Rationale: High frequency oscillations (HFOs) are a promising new biomarker of epileptogenicity, as they occur more frequently in the seizure onset zone (SOZ) and may aid demarcation of the epileptogenic zone. Development of reliable, automatic HFO detection algorithms is necessary for translation into clinical practice. While existing algorithms have sufficient levels of sensitivity and specificity when applied to individual data sets, there are currently no standards for their broad application. It is not uncommon for a previously validated algorithm to work poorly when applied to a new data set, and there is no consensus on whether parameter optimization should be done. Here, we evaluate the impact of detector optimization on two independent datasets using a widely cited automatic HFO detector based on the root-mean-square (RMS) amplitude. Methods: Twenty medically refractory epilepsy patients who were seizure-free after resective surgery were included in this study. Data for seven subjects were recorded at the University of California, Irvine Medical Center, and data for 13 subjects were obtained from the freely available dataset associated with Fedele et al. 2017. We used the RMS algorithm to detect HFOs across a wide range of detection parameters, and we subsequently applied two validated automatic HFO rejection methods to reduce false positives.

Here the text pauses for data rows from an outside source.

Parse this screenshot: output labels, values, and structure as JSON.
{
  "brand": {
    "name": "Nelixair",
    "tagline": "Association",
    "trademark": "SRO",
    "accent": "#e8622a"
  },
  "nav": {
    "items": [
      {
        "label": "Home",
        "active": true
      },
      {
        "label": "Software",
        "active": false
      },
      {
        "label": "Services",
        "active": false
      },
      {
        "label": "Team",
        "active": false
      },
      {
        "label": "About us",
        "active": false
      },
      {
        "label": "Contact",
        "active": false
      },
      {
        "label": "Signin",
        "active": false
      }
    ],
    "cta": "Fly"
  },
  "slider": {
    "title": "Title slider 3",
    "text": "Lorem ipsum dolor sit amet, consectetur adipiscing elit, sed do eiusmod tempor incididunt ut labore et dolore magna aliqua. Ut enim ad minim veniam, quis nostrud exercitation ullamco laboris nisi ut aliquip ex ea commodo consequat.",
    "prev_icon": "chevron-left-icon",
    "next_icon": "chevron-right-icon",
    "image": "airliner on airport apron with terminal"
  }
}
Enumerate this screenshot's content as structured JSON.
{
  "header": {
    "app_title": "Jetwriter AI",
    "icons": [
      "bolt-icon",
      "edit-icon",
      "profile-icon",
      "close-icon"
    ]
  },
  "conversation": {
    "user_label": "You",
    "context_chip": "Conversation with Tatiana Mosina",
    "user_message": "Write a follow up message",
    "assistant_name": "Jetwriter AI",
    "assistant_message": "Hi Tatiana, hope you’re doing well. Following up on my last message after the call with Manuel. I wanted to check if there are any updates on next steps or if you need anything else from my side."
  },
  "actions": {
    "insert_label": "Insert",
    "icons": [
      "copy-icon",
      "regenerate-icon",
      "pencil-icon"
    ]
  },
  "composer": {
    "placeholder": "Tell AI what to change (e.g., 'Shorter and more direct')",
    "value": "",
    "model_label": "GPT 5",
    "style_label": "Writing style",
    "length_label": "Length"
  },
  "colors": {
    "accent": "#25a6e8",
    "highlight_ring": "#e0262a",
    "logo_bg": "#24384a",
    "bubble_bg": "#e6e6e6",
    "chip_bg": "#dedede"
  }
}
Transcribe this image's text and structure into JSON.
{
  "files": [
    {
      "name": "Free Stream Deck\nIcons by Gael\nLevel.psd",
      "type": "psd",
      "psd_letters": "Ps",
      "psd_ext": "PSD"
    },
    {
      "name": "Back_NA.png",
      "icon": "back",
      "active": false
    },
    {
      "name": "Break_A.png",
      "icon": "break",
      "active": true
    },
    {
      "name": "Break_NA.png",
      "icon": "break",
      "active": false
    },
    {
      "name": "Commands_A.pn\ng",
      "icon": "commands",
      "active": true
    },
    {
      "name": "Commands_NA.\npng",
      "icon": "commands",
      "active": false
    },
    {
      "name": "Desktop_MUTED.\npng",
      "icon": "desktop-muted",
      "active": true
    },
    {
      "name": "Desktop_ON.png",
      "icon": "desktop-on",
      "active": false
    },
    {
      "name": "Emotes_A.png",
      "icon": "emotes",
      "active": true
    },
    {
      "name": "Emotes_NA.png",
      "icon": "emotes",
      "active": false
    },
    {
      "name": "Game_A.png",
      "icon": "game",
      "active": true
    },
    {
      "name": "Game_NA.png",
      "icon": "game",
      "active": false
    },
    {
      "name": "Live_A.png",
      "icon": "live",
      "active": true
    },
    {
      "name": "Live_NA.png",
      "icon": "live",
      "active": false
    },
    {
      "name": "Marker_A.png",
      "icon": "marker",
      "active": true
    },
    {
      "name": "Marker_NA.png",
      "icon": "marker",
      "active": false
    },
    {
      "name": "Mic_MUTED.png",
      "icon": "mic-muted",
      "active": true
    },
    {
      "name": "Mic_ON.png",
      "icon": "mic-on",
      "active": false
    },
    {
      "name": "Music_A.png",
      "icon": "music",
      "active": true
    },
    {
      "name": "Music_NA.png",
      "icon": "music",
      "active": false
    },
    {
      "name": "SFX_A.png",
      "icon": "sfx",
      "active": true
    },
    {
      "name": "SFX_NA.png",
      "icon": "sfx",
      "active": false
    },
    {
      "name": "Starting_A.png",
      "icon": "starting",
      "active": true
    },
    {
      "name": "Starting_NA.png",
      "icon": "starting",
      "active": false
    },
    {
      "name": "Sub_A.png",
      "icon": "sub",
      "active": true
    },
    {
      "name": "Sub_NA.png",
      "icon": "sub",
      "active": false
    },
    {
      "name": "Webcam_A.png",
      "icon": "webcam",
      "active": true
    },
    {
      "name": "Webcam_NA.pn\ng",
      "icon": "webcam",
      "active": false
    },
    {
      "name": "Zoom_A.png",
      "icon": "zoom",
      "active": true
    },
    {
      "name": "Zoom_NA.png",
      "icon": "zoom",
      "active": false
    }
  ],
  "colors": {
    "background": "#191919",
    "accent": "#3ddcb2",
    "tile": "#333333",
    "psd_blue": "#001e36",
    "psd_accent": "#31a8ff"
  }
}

To measure the accuracy of SOZ localization based on elevated HFO rates, we computed the precision-recall (PR) and receiver-operating-characteristic (ROC) curves for all parameter sets, and we assessed the variance in SOZ localization results across patients. The optimal parameters for each patient were determined based on the optimal F1 score of the PR curve and the area-under-the-curve (AUC) of the ROC curve. Results: While varying parameters in the RMS detection algorithm, we found that the duration of the RMS window and the detection threshold significantly impacted the localization results, while changing the minimum event duration had little influence. Automatic rejection of artifacts had a small, but positive effect on the results. Across all 20 patients, the optimal detection parameters were patient-specific, and in some cases, the most accurate localization resulted from detection with unconventional parameters. This suggests that the standard configurations are not suited for all patients, and testing of a wide range of detection parameters is necessary. Conclusions: This study demonstrates the significance of patient-variability and suggests the need to optimize parameters for individual patients before applying automatic detection algorithms. Funding: Please list any funding that was received in support of this abstract.: None.